According to ERI, the World Bank Group caused serious harm to fisherfolk, farmers and villagers in northwest India by bankrolling a giant coal-fired power plant on an ecologically fragile stretch of coastline.
The suit accuses the World Bank Group’s the International Finance Corporation, of "irresponsible and negligent conduct" in handling its $450 million financing package for the coal plant. Lawyers for EarthRights International, an environmental group with offices in the U.S., South America and Asia, filed the suit on behalf of people living and working near the coal plant, which is located along the Gulf of Kutch, an inlet of the Arabian Sea.
In previous statements, the IFC has said that area residents are better off because it helped finance the power plant, reported the ICIJ. "IFC has played a critical role in the Tata Mundra project, both in terms of investing and in providing guidance on environment and social practices," it said. By developing guidelines to reduce harm to neighbors, and helping Tata implement them, "IFC ensured that the project’s environmental and social impacts are in line with good international industry practices."

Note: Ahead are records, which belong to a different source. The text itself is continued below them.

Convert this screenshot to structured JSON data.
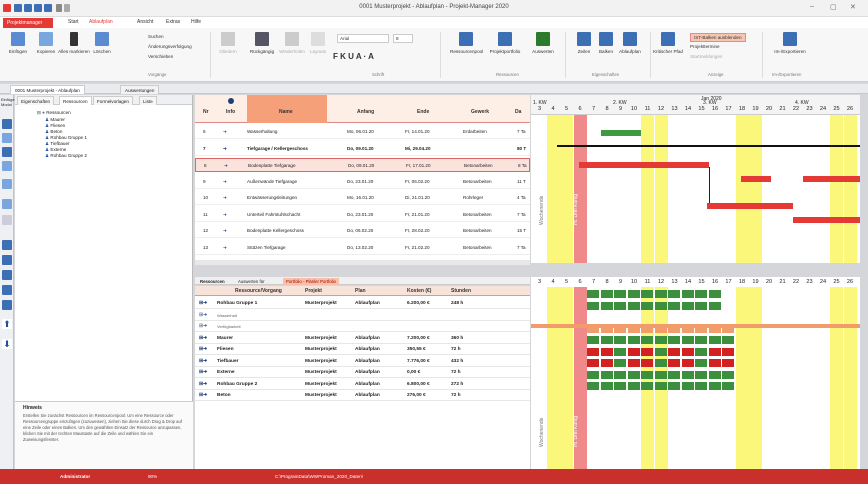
{
  "window": {
    "title": "0001 Musterprojekt - Ablaufplan - Projekt-Manager 2020"
  },
  "tabs": {
    "pm": "Projektmanager",
    "start": "Start",
    "ablauf": "Ablaufplan",
    "ansicht": "Ansicht",
    "extras": "Extras",
    "hilfe": "Hilfe"
  },
  "ribbon": {
    "einfuegen": "Einfügen",
    "kopieren": "Kopieren",
    "alles_markieren": "Alles markieren",
    "loeschen": "Löschen",
    "suchen": "Suchen",
    "aenderung": "Änderungsverfolgung",
    "verschieben": "Verschieben",
    "vorgaenge": "Vorgänge",
    "gliedern": "Gliedern",
    "rueckgaengig": "Rückgängig",
    "wiederholen": "Wiederholen",
    "layouts": "Layouts",
    "font": "Arial",
    "fontsize": "8",
    "schrift": "Schrift",
    "ressourcenpool": "Ressourcenpool",
    "projektportfolio": "Projektportfolio",
    "auswerten": "Auswerten",
    "ressourcen": "Ressourcen",
    "zeilen": "Zeilen",
    "balken": "Balken",
    "ablaufplan": "Ablaufplan",
    "eigenschaften": "Eigenschaften",
    "kritischer_pfad": "Kritischer Pfad",
    "ist_balken": "IST-Balken ausblenden",
    "projekttermine": "Projekttermine",
    "startmeldungen": "Startmeldungen",
    "anzeige": "Anzeige",
    "im_export": "Im-/Exportieren",
    "im_export_grp": "Im-/Exportieren"
  },
  "doctabs": {
    "first": "0001 Musterprojekt - Ablaufplan",
    "second": "Auswertungen"
  },
  "left": {
    "strip_label": "Einfüge Modul",
    "tabs": [
      "Eigenschaften",
      "Ressourcen",
      "Formelvorlagen",
      "Liste"
    ],
    "tree": [
      "Ressourcen",
      "Maurer",
      "Fliesen",
      "Beton",
      "Rohbau Gruppe 1",
      "Tiefbauer",
      "Externe",
      "Rohbau Gruppe 2"
    ],
    "hint_title": "Hinweis",
    "hint_body": "Erstellen Sie zunächst Ressourcen im Ressourcenpool. Um eine Ressource oder Ressourcengruppe einzufügen (zuzuweisen), ziehen Sie diese durch Drag & Drop auf eine Zeile oder einen Balken. Um den gewählten Einsatz der Ressource anzupassen, klicken Sie mit der rechten Maustaste auf die Zeile und wählen Sie ein Zuweisungsfenster."
  },
  "table": {
    "headers": {
      "nr": "Nr",
      "info": "Info",
      "name": "Name",
      "anfang": "Anfang",
      "ende": "Ende",
      "gewerk": "Gewerk",
      "da": "Da"
    },
    "rows": [
      {
        "nr": "6",
        "name": "Wasserhaltung",
        "anfang": "Mo, 06.01.20",
        "ende": "Fr, 14.01.20",
        "gewerk": "Erdarbeiten",
        "da": "7 Ta"
      },
      {
        "nr": "7",
        "name": "Tiefgarage / Kellergeschoss",
        "anfang": "Do, 09.01.20",
        "ende": "Mi, 29.04.20",
        "gewerk": "",
        "da": "80 T"
      },
      {
        "nr": "8",
        "name": "Bodenplatte Tiefgarage",
        "anfang": "Do, 09.01.20",
        "ende": "Fr, 17.01.20",
        "gewerk": "Betonarbeiten",
        "da": "8 Ta"
      },
      {
        "nr": "9",
        "name": "Außenwände Tiefgarage",
        "anfang": "Do, 23.01.20",
        "ende": "Fr, 06.02.20",
        "gewerk": "Betonarbeiten",
        "da": "11 T"
      },
      {
        "nr": "10",
        "name": "Entwässerungsleitungen",
        "anfang": "Mo, 16.01.20",
        "ende": "Di, 21.01.20",
        "gewerk": "Rohrleger",
        "da": "4 Ta"
      },
      {
        "nr": "11",
        "name": "Unterteil Fahrstuhlschacht",
        "anfang": "Do, 23.01.20",
        "ende": "Fr, 21.01.20",
        "gewerk": "Betonarbeiten",
        "da": "7 Ta"
      },
      {
        "nr": "12",
        "name": "Bodenplatte Kellergeschoss",
        "anfang": "Do, 06.02.20",
        "ende": "Fr, 28.02.20",
        "gewerk": "Betonarbeiten",
        "da": "15 T"
      },
      {
        "nr": "13",
        "name": "Stützen Tiefgarage",
        "anfang": "Do, 13.02.20",
        "ende": "Fr, 21.02.20",
        "gewerk": "Betonarbeiten",
        "da": "7 Ta"
      }
    ]
  },
  "gantt": {
    "month": "Jan 2020",
    "weeks": [
      "1. KW",
      "2. KW",
      "3. KW",
      "4. KW"
    ],
    "days": [
      "3",
      "4",
      "5",
      "6",
      "7",
      "8",
      "9",
      "10",
      "11",
      "12",
      "13",
      "14",
      "15",
      "16",
      "17",
      "18",
      "19",
      "20",
      "21",
      "22",
      "23",
      "24",
      "25",
      "26"
    ],
    "label_wochenende": "Wochenende",
    "label_feiertag": "Hl. Drei König"
  },
  "lower": {
    "tab1": "Ressourcen",
    "tab2": "Auswerten für",
    "tab3": "Portfolio - Planler Portfolio",
    "headers": {
      "res": "Ressource/Vorgang",
      "projekt": "Projekt",
      "plan": "Plan",
      "kosten": "Kosten (€)",
      "stunden": "Stunden"
    },
    "rows": [
      {
        "name": "Rohbau Gruppe 1",
        "projekt": "Musterprojekt",
        "plan": "Ablaufplan",
        "kosten": "6.200,00 €",
        "stunden": "248 h",
        "bold": true
      },
      {
        "name": "Wasserhalt",
        "projekt": "",
        "plan": "",
        "kosten": "",
        "stunden": "",
        "bold": false
      },
      {
        "name": "Verfügbarkeit",
        "projekt": "",
        "plan": "",
        "kosten": "",
        "stunden": "",
        "bold": false
      },
      {
        "name": "Maurer",
        "projekt": "Musterprojekt",
        "plan": "Ablaufplan",
        "kosten": "7.200,00 €",
        "stunden": "360 h",
        "bold": true
      },
      {
        "name": "Fliesen",
        "projekt": "Musterprojekt",
        "plan": "Ablaufplan",
        "kosten": "350,55 €",
        "stunden": "72 h",
        "bold": true
      },
      {
        "name": "Tiefbauer",
        "projekt": "Musterprojekt",
        "plan": "Ablaufplan",
        "kosten": "7.776,00 €",
        "stunden": "432 h",
        "bold": true
      },
      {
        "name": "Externe",
        "projekt": "Musterprojekt",
        "plan": "Ablaufplan",
        "kosten": "0,00 €",
        "stunden": "72 h",
        "bold": true
      },
      {
        "name": "Rohbau Gruppe 2",
        "projekt": "Musterprojekt",
        "plan": "Ablaufplan",
        "kosten": "6.800,00 €",
        "stunden": "272 h",
        "bold": true
      },
      {
        "name": "Beton",
        "projekt": "Musterprojekt",
        "plan": "Ablaufplan",
        "kosten": "276,00 €",
        "stunden": "72 h",
        "bold": true
      }
    ]
  },
  "status": {
    "left": "Administrator",
    "zoom": "90%",
    "path": "C:\\ProgramData\\WWProman_2020_Daten\\"
  },
  "colors": {
    "accent": "#e53935",
    "weekend": "#fbf77a",
    "holiday": "#f08a8a",
    "gantt_bar": "#e53935",
    "load_green": "#3c8f3c",
    "load_red": "#d32020"
  }
}
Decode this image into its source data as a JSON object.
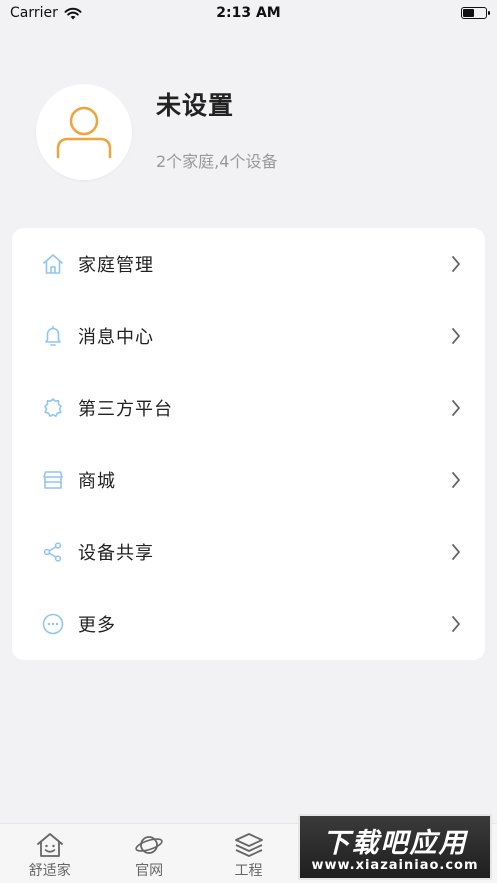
{
  "status_bar": {
    "carrier": "Carrier",
    "time": "2:13 AM",
    "battery_level": 0.5
  },
  "profile": {
    "name": "未设置",
    "subtitle": "2个家庭,4个设备"
  },
  "menu": {
    "items": [
      {
        "label": "家庭管理",
        "icon": "home-icon"
      },
      {
        "label": "消息中心",
        "icon": "bell-icon"
      },
      {
        "label": "第三方平台",
        "icon": "gear-icon"
      },
      {
        "label": "商城",
        "icon": "store-icon"
      },
      {
        "label": "设备共享",
        "icon": "share-icon"
      },
      {
        "label": "更多",
        "icon": "more-icon"
      }
    ]
  },
  "tabbar": {
    "tabs": [
      {
        "label": "舒适家",
        "icon": "smile-house-icon"
      },
      {
        "label": "官网",
        "icon": "planet-icon"
      },
      {
        "label": "工程",
        "icon": "layers-icon"
      }
    ]
  },
  "watermark": {
    "main": "下载吧应用",
    "url": "www.xiazainiao.com"
  },
  "colors": {
    "accent_icon": "#8fc6f0",
    "avatar_stroke": "#f0a33a",
    "background": "#f2f2f4"
  }
}
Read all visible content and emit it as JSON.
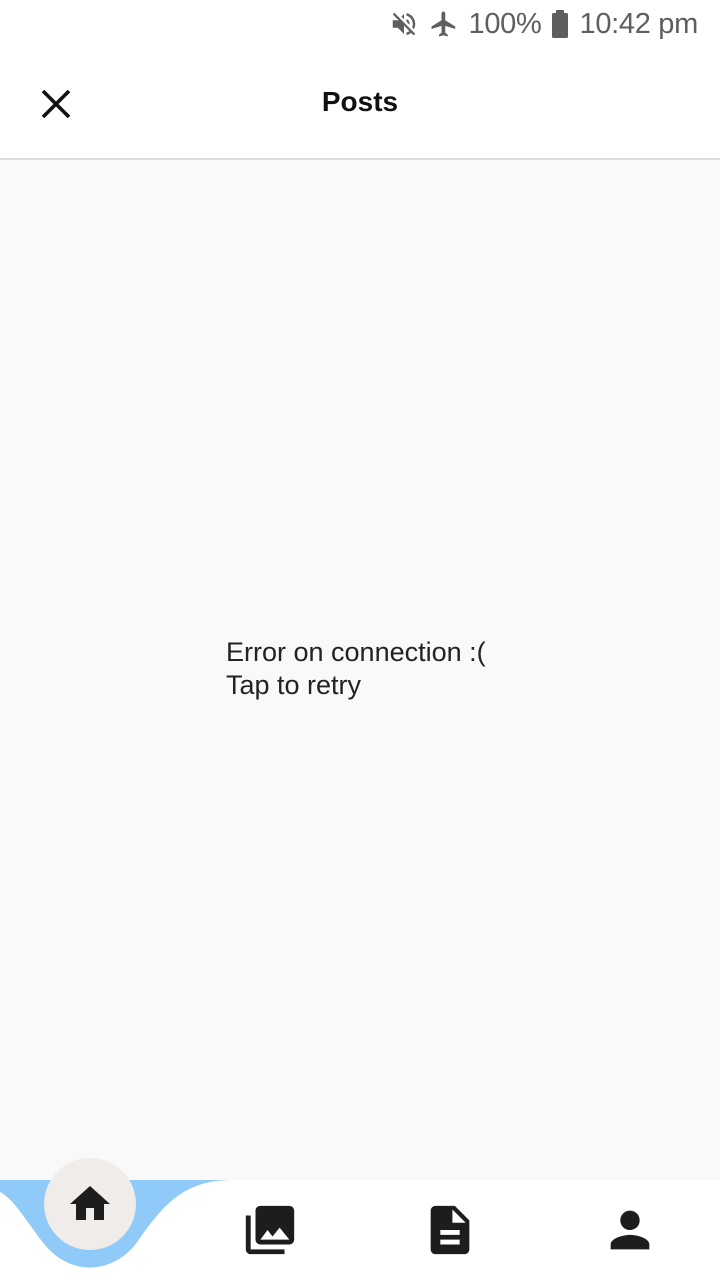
{
  "status_bar": {
    "battery_percent": "100%",
    "time": "10:42 pm",
    "icons": [
      "mute-icon",
      "airplane-mode-icon",
      "battery-icon"
    ]
  },
  "app_bar": {
    "title": "Posts",
    "close_icon": "close-icon"
  },
  "content": {
    "error_line1": "Error on connection :(",
    "error_line2": "Tap to retry"
  },
  "bottom_nav": {
    "accent_color": "#90caf9",
    "items": [
      {
        "icon": "home-icon",
        "active": true
      },
      {
        "icon": "photo-library-icon",
        "active": false
      },
      {
        "icon": "document-icon",
        "active": false
      },
      {
        "icon": "person-icon",
        "active": false
      }
    ]
  }
}
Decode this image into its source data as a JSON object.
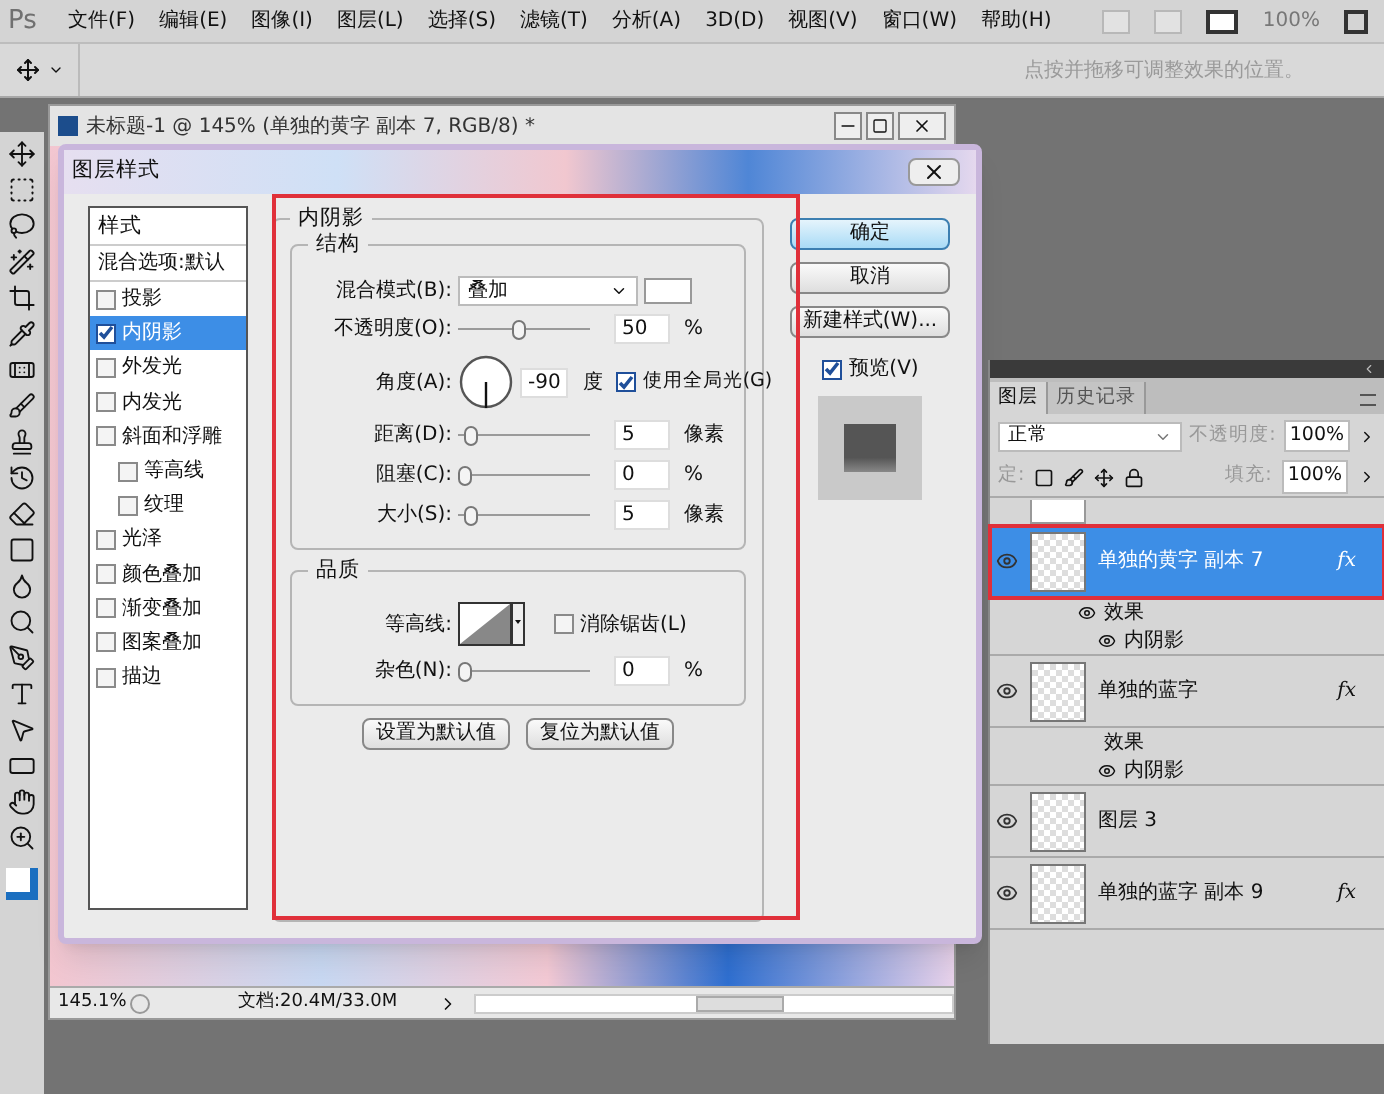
{
  "logo": "Ps",
  "menu": [
    "文件(F)",
    "编辑(E)",
    "图像(I)",
    "图层(L)",
    "选择(S)",
    "滤镜(T)",
    "分析(A)",
    "3D(D)",
    "视图(V)",
    "窗口(W)",
    "帮助(H)"
  ],
  "zoom": "100%",
  "options_hint": "点按并拖移可调整效果的位置。",
  "document": {
    "title": "未标题-1 @ 145% (单独的黄字 副本 7, RGB/8) *",
    "zoom": "145.1%",
    "doc_info": "文档:20.4M/33.0M"
  },
  "dialog": {
    "title": "图层样式",
    "styles_header": "样式",
    "styles": [
      {
        "label": "混合选项:默认",
        "kind": "header",
        "selected": false
      },
      {
        "label": "投影",
        "kind": "item",
        "checked": false,
        "selected": false
      },
      {
        "label": "内阴影",
        "kind": "item",
        "checked": true,
        "selected": true
      },
      {
        "label": "外发光",
        "kind": "item",
        "checked": false,
        "selected": false
      },
      {
        "label": "内发光",
        "kind": "item",
        "checked": false,
        "selected": false
      },
      {
        "label": "斜面和浮雕",
        "kind": "item",
        "checked": false,
        "selected": false
      },
      {
        "label": "等高线",
        "kind": "sub",
        "checked": false,
        "selected": false
      },
      {
        "label": "纹理",
        "kind": "sub",
        "checked": false,
        "selected": false
      },
      {
        "label": "光泽",
        "kind": "item",
        "checked": false,
        "selected": false
      },
      {
        "label": "颜色叠加",
        "kind": "item",
        "checked": false,
        "selected": false
      },
      {
        "label": "渐变叠加",
        "kind": "item",
        "checked": false,
        "selected": false
      },
      {
        "label": "图案叠加",
        "kind": "item",
        "checked": false,
        "selected": false
      },
      {
        "label": "描边",
        "kind": "item",
        "checked": false,
        "selected": false
      }
    ],
    "section": "内阴影",
    "structure": {
      "title": "结构",
      "fields": [
        {
          "kind": "select",
          "label": "混合模式(B):",
          "value": "叠加"
        },
        {
          "kind": "slider",
          "label": "不透明度(O):",
          "level": 0.45,
          "value": "50",
          "unit": "%"
        },
        {
          "kind": "angle",
          "label": "角度(A):",
          "value": "-90",
          "unit": "度",
          "check_label": "使用全局光(G)",
          "checked": true
        },
        {
          "kind": "slider",
          "label": "距离(D):",
          "level": 0.05,
          "value": "5",
          "unit": "像素"
        },
        {
          "kind": "slider",
          "label": "阻塞(C):",
          "level": 0,
          "value": "0",
          "unit": "%"
        },
        {
          "kind": "slider",
          "label": "大小(S):",
          "level": 0.05,
          "value": "5",
          "unit": "像素"
        }
      ]
    },
    "quality": {
      "title": "品质",
      "contour_label": "等高线:",
      "antialias": {
        "label": "消除锯齿(L)",
        "checked": false
      },
      "noise": {
        "label": "杂色(N):",
        "level": 0,
        "value": "0",
        "unit": "%"
      }
    },
    "bottom_buttons": [
      "设置为默认值",
      "复位为默认值"
    ],
    "buttons": [
      {
        "label": "确定",
        "default": true
      },
      {
        "label": "取消",
        "default": false
      },
      {
        "label": "新建样式(W)...",
        "default": false
      }
    ],
    "preview": {
      "label": "预览(V)",
      "checked": true
    }
  },
  "layers_panel": {
    "tabs": [
      {
        "label": "图层",
        "selected": true
      },
      {
        "label": "历史记录",
        "selected": false
      }
    ],
    "blend_mode": "正常",
    "opacity_label": "不透明度:",
    "opacity": "100%",
    "lock_label": "定:",
    "fill_label": "填充:",
    "fill": "100%",
    "layers": [
      {
        "kind": "layer",
        "name": "单独的黄字 副本 7",
        "selected": true,
        "fx": "fx"
      },
      {
        "kind": "effects",
        "name": "效果",
        "visible": true
      },
      {
        "kind": "effect",
        "name": "内阴影"
      },
      {
        "kind": "layer",
        "name": "单独的蓝字",
        "selected": false,
        "fx": "fx"
      },
      {
        "kind": "effects",
        "name": "效果",
        "visible": false
      },
      {
        "kind": "effect",
        "name": "内阴影"
      },
      {
        "kind": "layer",
        "name": "图层 3",
        "selected": false
      },
      {
        "kind": "layer",
        "name": "单独的蓝字 副本 9",
        "selected": false,
        "fx": "fx"
      }
    ]
  }
}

But as ERI claims, the plant has already dramatically affected the lives of the people who live in its shadow. The thermal pollution discharged from the plant’s cooling system has led to a dramatic decline in the fish populations that local fishing communities depend on.
"The IFC failed on all counts with the Tata Mundra project," said Rick Herz, ERI’s Litigation Coordinator. "While the IFC purports to support this project in the name of poverty reduction and development, its impacts fall hardest on the poorest and most vulnerable communities."